**WHAT THE TASK ASKS**
How many lines in the records below contain "Save"? Answer with the number alone.

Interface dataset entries
_____
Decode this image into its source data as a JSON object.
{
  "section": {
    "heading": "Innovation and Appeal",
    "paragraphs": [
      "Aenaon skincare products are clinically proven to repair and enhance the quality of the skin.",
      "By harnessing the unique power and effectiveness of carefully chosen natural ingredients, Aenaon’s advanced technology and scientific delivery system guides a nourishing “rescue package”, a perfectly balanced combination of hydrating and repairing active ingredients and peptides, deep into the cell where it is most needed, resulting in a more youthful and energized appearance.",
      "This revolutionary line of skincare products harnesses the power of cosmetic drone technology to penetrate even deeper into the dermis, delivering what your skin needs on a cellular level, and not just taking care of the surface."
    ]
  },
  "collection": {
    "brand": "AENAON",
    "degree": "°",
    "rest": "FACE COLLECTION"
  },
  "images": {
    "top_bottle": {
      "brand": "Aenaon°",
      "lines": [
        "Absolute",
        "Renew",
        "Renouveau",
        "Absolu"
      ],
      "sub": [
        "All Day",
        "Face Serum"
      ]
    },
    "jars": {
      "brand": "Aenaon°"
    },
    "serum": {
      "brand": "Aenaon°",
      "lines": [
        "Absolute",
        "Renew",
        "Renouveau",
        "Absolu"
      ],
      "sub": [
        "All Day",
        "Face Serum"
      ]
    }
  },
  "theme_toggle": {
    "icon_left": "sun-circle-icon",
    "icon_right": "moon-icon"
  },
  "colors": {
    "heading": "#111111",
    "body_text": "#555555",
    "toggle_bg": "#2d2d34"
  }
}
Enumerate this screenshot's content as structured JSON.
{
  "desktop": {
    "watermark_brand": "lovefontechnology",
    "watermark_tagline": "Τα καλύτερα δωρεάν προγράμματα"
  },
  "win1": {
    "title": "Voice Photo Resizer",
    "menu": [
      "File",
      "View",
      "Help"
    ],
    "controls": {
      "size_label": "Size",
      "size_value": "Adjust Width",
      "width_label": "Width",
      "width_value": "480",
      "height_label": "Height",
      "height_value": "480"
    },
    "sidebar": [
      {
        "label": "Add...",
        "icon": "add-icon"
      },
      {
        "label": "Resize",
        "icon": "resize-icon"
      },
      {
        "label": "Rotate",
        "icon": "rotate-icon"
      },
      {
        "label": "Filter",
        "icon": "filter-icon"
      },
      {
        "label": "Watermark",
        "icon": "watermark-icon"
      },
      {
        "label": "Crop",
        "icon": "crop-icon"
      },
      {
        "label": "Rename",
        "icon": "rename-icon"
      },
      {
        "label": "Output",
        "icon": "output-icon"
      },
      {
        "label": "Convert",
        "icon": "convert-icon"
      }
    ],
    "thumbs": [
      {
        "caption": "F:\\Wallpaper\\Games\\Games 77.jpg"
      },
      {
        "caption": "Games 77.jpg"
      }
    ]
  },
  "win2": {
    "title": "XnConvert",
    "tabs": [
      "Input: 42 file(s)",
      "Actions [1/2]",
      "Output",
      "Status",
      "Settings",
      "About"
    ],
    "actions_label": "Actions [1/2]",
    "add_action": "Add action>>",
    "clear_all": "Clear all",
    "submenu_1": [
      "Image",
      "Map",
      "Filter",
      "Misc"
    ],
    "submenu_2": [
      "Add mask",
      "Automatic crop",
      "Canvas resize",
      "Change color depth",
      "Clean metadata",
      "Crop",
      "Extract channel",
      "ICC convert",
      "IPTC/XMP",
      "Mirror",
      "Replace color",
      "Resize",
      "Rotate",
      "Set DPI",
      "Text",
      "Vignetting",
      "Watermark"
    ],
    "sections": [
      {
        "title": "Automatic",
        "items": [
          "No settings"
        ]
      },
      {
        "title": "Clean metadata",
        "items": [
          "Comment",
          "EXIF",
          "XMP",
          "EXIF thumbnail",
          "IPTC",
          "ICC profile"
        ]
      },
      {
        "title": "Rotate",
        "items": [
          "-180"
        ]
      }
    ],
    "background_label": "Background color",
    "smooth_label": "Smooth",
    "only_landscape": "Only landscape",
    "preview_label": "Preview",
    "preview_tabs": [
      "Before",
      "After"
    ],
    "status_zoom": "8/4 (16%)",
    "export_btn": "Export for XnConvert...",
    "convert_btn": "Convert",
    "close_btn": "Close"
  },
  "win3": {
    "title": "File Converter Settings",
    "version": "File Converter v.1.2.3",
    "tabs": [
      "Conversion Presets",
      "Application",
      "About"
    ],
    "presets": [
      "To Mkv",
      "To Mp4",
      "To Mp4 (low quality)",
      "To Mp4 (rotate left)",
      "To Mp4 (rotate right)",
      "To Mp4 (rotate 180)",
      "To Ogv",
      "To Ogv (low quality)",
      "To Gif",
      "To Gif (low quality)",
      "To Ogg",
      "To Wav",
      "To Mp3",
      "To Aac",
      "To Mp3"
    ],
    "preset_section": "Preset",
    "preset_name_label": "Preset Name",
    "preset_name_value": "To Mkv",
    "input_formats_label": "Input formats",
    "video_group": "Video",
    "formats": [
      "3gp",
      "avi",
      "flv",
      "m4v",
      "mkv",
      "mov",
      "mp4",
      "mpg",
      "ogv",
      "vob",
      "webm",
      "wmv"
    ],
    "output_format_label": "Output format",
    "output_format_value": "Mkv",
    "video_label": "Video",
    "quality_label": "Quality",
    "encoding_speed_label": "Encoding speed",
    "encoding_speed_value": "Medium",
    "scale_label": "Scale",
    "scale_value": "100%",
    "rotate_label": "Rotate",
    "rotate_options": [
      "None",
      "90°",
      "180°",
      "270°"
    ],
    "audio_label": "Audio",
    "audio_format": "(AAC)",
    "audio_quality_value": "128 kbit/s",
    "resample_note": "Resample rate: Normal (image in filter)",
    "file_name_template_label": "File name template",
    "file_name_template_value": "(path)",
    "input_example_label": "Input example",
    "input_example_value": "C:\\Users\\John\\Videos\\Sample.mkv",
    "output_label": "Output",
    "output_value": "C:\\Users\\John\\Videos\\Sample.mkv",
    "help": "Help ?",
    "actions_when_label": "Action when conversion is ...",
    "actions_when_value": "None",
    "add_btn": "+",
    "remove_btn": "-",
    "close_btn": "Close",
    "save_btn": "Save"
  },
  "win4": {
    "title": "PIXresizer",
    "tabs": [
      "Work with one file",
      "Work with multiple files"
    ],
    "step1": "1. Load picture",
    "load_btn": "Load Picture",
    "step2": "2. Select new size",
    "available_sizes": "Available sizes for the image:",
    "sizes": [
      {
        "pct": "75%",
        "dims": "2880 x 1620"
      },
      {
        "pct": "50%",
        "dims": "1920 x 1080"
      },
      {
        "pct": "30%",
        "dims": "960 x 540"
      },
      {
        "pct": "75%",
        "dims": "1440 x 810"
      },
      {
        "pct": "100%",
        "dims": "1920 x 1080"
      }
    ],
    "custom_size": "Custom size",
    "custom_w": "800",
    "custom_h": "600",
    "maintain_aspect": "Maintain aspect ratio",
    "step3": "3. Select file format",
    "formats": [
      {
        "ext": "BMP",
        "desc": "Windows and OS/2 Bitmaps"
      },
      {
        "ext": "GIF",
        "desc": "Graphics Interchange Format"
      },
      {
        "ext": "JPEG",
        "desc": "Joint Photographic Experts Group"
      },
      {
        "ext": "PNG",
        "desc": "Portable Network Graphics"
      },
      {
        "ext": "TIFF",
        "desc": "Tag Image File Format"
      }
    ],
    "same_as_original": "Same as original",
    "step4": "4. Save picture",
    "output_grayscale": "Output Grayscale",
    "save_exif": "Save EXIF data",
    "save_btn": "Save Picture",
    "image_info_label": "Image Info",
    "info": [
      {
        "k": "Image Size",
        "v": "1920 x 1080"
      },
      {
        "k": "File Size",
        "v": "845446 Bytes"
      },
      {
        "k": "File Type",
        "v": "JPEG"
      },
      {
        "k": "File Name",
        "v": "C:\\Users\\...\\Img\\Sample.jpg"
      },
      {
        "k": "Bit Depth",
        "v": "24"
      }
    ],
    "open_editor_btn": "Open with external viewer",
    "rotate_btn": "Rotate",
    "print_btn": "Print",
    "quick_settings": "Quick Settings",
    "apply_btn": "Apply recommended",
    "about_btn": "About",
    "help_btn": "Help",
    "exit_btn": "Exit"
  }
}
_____
**RESPONSE TO THE EXERCISE**
4